──────── Data extracts
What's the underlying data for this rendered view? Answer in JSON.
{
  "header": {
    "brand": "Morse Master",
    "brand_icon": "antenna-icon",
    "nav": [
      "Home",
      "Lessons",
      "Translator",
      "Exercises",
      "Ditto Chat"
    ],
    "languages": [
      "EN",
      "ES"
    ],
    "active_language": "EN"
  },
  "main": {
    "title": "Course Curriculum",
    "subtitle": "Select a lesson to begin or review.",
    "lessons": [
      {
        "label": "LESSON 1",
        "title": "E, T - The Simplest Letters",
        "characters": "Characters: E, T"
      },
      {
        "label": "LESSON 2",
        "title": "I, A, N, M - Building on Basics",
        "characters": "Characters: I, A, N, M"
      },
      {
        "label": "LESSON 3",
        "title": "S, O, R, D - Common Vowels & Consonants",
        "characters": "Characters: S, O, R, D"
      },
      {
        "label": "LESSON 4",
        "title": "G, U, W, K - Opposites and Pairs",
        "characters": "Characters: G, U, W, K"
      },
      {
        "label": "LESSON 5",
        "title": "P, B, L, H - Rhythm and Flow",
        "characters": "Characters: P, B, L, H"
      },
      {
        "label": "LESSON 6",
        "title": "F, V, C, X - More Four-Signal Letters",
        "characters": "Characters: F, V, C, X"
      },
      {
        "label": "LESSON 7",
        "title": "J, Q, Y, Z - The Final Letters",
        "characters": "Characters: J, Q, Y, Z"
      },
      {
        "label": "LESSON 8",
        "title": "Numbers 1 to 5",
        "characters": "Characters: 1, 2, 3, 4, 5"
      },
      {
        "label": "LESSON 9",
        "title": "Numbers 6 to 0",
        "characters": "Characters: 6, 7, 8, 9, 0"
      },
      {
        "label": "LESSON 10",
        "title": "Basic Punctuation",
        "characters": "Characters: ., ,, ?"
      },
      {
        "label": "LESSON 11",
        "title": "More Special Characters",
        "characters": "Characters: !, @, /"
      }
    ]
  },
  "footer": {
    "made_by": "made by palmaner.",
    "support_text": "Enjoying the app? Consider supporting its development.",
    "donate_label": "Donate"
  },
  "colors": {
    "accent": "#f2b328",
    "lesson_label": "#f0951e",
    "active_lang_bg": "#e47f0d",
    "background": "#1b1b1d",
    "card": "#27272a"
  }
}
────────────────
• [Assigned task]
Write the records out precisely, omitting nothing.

• [Solution to this exercise]
What's the underlying data for this rendered view? Answer in JSON.
{
  "header": {
    "brand": "Morse Master",
    "brand_icon": "antenna-icon",
    "nav": [
      "Home",
      "Lessons",
      "Translator",
      "Exercises",
      "Ditto Chat"
    ],
    "languages": [
      "EN",
      "ES"
    ],
    "active_language": "EN"
  },
  "main": {
    "title": "Course Curriculum",
    "subtitle": "Select a lesson to begin or review.",
    "lessons": [
      {
        "label": "LESSON 1",
        "title": "E, T - The Simplest Letters",
        "characters": "Characters: E, T"
      },
      {
        "label": "LESSON 2",
        "title": "I, A, N, M - Building on Basics",
        "characters": "Characters: I, A, N, M"
      },
      {
        "label": "LESSON 3",
        "title": "S, O, R, D - Common Vowels & Consonants",
        "characters": "Characters: S, O, R, D"
      },
      {
        "label": "LESSON 4",
        "title": "G, U, W, K - Opposites and Pairs",
        "characters": "Characters: G, U, W, K"
      },
      {
        "label": "LESSON 5",
        "title": "P, B, L, H - Rhythm and Flow",
        "characters": "Characters: P, B, L, H"
      },
      {
        "label": "LESSON 6",
        "title": "F, V, C, X - More Four-Signal Letters",
        "characters": "Characters: F, V, C, X"
      },
      {
        "label": "LESSON 7",
        "title": "J, Q, Y, Z - The Final Letters",
        "characters": "Characters: J, Q, Y, Z"
      },
      {
        "label": "LESSON 8",
        "title": "Numbers 1 to 5",
        "characters": "Characters: 1, 2, 3, 4, 5"
      },
      {
        "label": "LESSON 9",
        "title": "Numbers 6 to 0",
        "characters": "Characters: 6, 7, 8, 9, 0"
      },
      {
        "label": "LESSON 10",
        "title": "Basic Punctuation",
        "characters": "Characters: ., ,, ?"
      },
      {
        "label": "LESSON 11",
        "title": "More Special Characters",
        "characters": "Characters: !, @, /"
      }
    ]
  },
  "footer": {
    "made_by": "made by palmaner.",
    "support_text": "Enjoying the app? Consider supporting its development.",
    "donate_label": "Donate"
  },
  "colors": {
    "accent": "#f2b328",
    "lesson_label": "#f0951e",
    "active_lang_bg": "#e47f0d",
    "background": "#1b1b1d",
    "card": "#27272a"
  }
}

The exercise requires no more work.